### Data for processing:
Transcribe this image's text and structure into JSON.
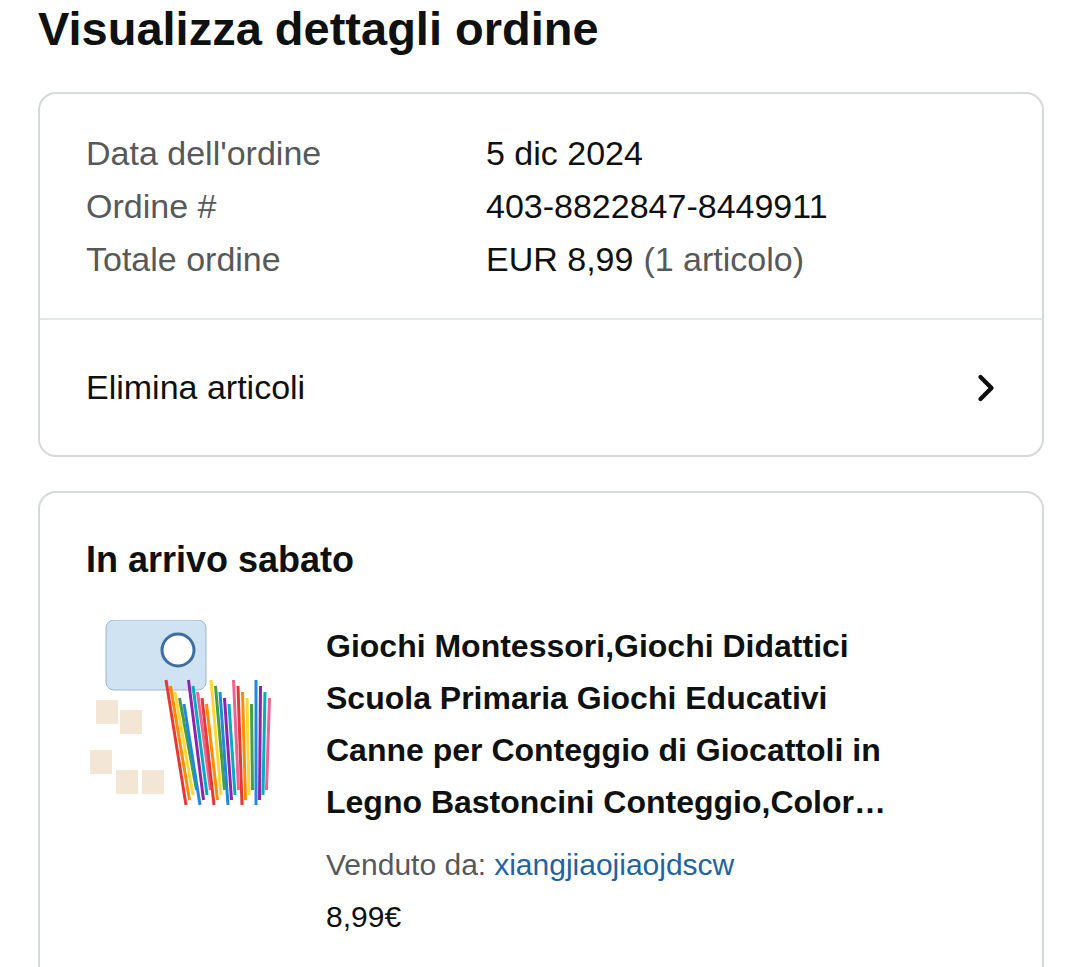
{
  "page": {
    "title": "Visualizza dettagli ordine"
  },
  "summary": {
    "rows": [
      {
        "label": "Data dell'ordine",
        "value": "5 dic 2024",
        "note": ""
      },
      {
        "label": "Ordine #",
        "value": "403-8822847-8449911",
        "note": ""
      },
      {
        "label": "Totale ordine",
        "value": "EUR 8,99",
        "note": "(1 articolo)"
      }
    ],
    "action": "Elimina articoli"
  },
  "shipment": {
    "status": "In arrivo sabato",
    "item": {
      "title_lines": [
        "Giochi Montessori,Giochi Didattici",
        "Scuola Primaria Giochi Educativi",
        "Canne per Conteggio di Giocattoli in",
        "Legno Bastoncini Conteggio,Color…"
      ],
      "seller_label": "Venduto da:",
      "seller": "xiangjiaojiaojdscw",
      "price": "8,99€"
    }
  }
}
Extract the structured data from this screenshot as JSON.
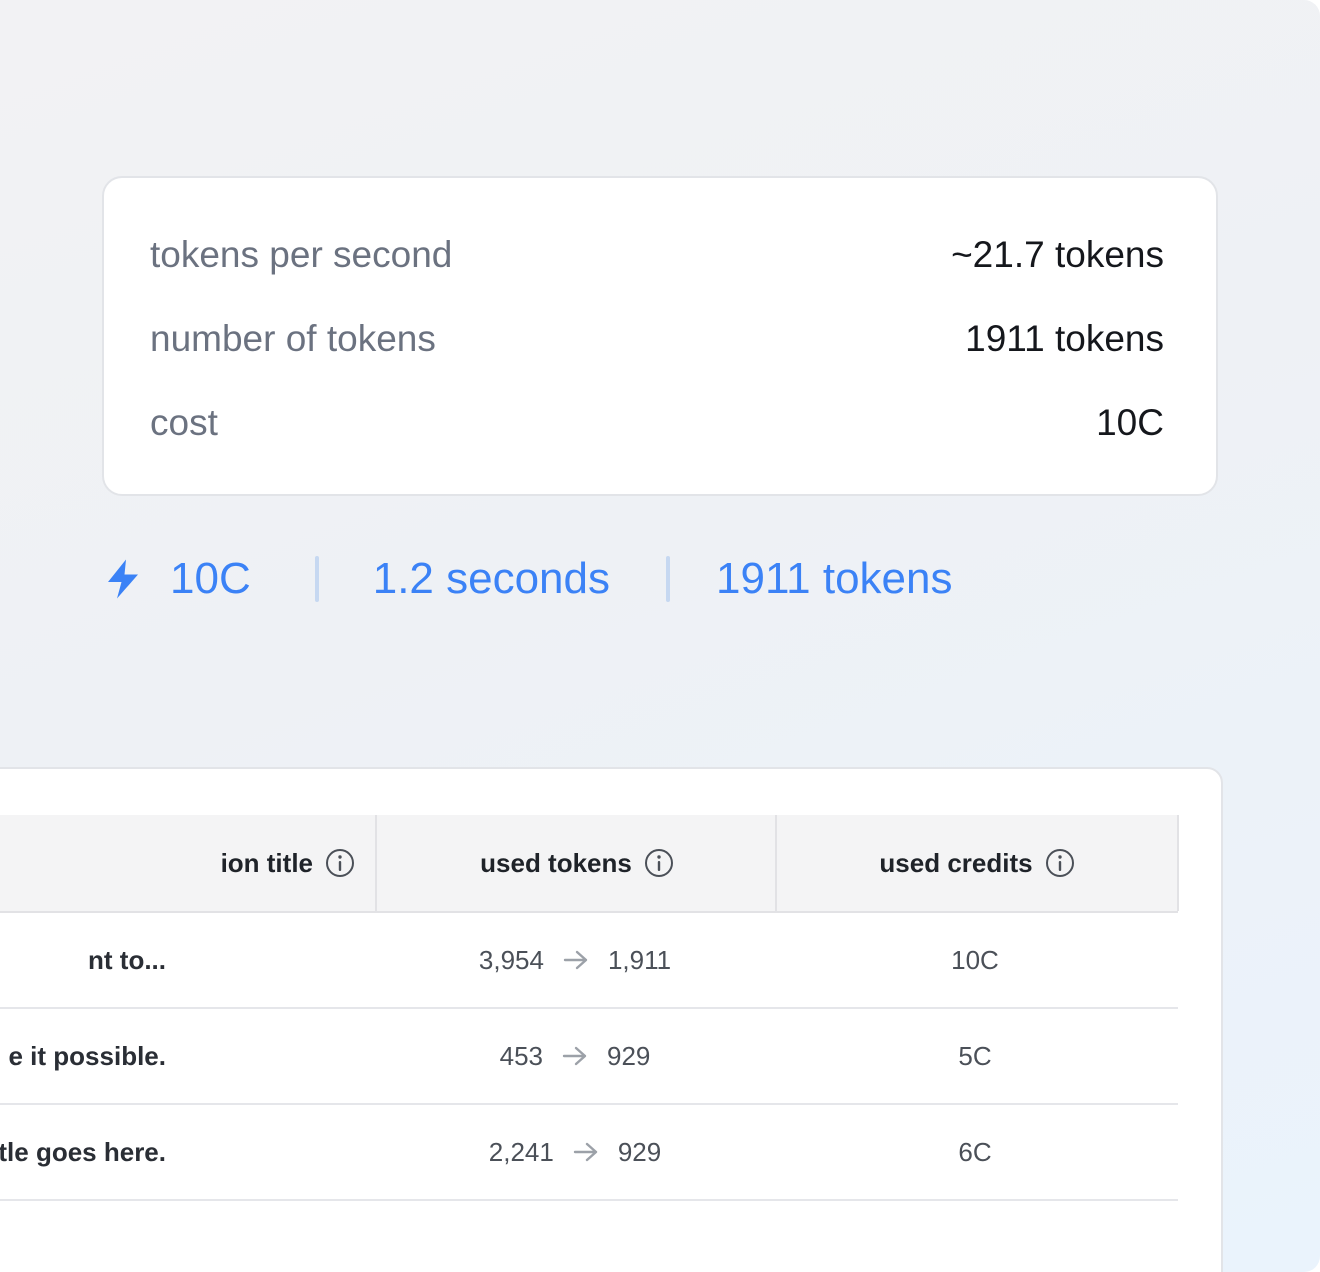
{
  "stats": {
    "rows": [
      {
        "label": "tokens per second",
        "value": "~21.7 tokens"
      },
      {
        "label": "number of tokens",
        "value": "1911 tokens"
      },
      {
        "label": "cost",
        "value": "10C"
      }
    ]
  },
  "summary": {
    "icon": "lightning-icon",
    "credits": "10C",
    "duration": "1.2 seconds",
    "tokens": "1911 tokens",
    "accent_color": "#3b82f6"
  },
  "table": {
    "columns": [
      {
        "label": "ion title",
        "icon": "info-icon"
      },
      {
        "label": "used tokens",
        "icon": "info-icon"
      },
      {
        "label": "used credits",
        "icon": "info-icon"
      }
    ],
    "rows": [
      {
        "title": "nt to...",
        "tokens_in": "3,954",
        "tokens_out": "1,911",
        "credits": "10C"
      },
      {
        "title": "e it possible.",
        "tokens_in": "453",
        "tokens_out": "929",
        "credits": "5C"
      },
      {
        "title": "n title goes here.",
        "tokens_in": "2,241",
        "tokens_out": "929",
        "credits": "6C"
      }
    ]
  }
}
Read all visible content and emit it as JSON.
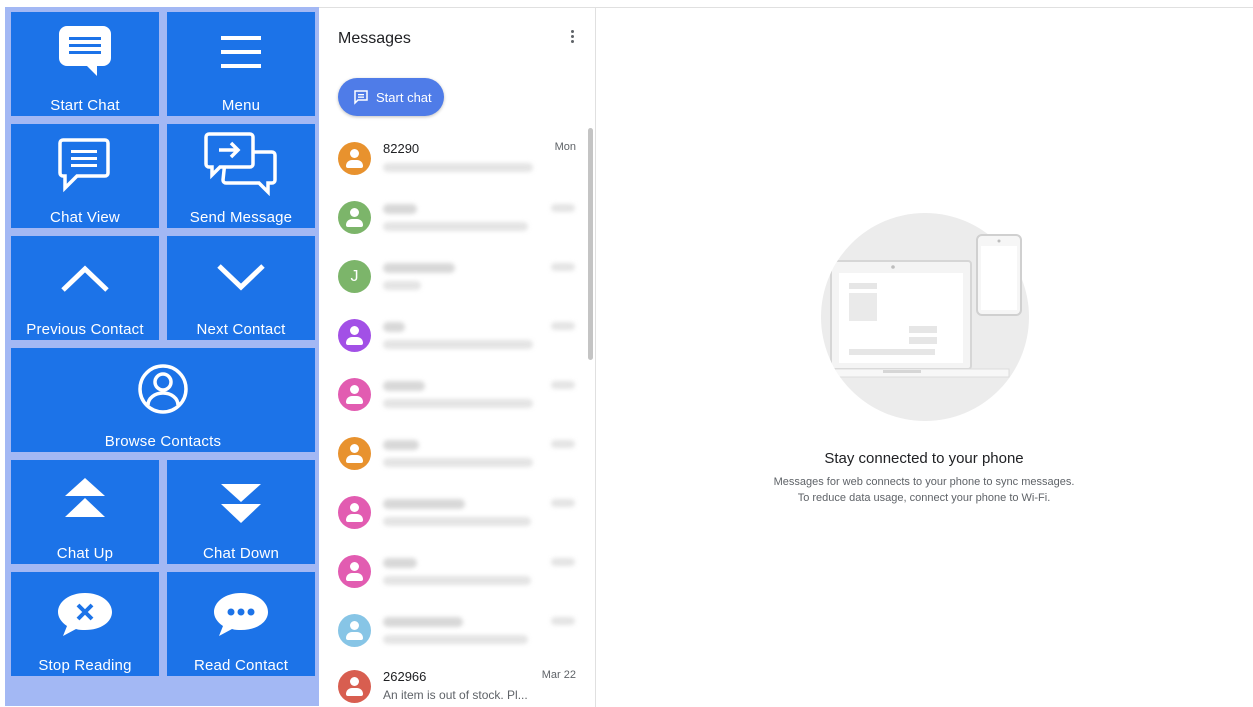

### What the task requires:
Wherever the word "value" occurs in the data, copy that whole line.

### Output of the task:
        "value": "5 dic 2024",
        "value": "403-8822847-8449911",
        "value": "EUR 8,99",
        "value": "~21.7 tokens"
        "value": "1911 tokens"
        "value": "10C"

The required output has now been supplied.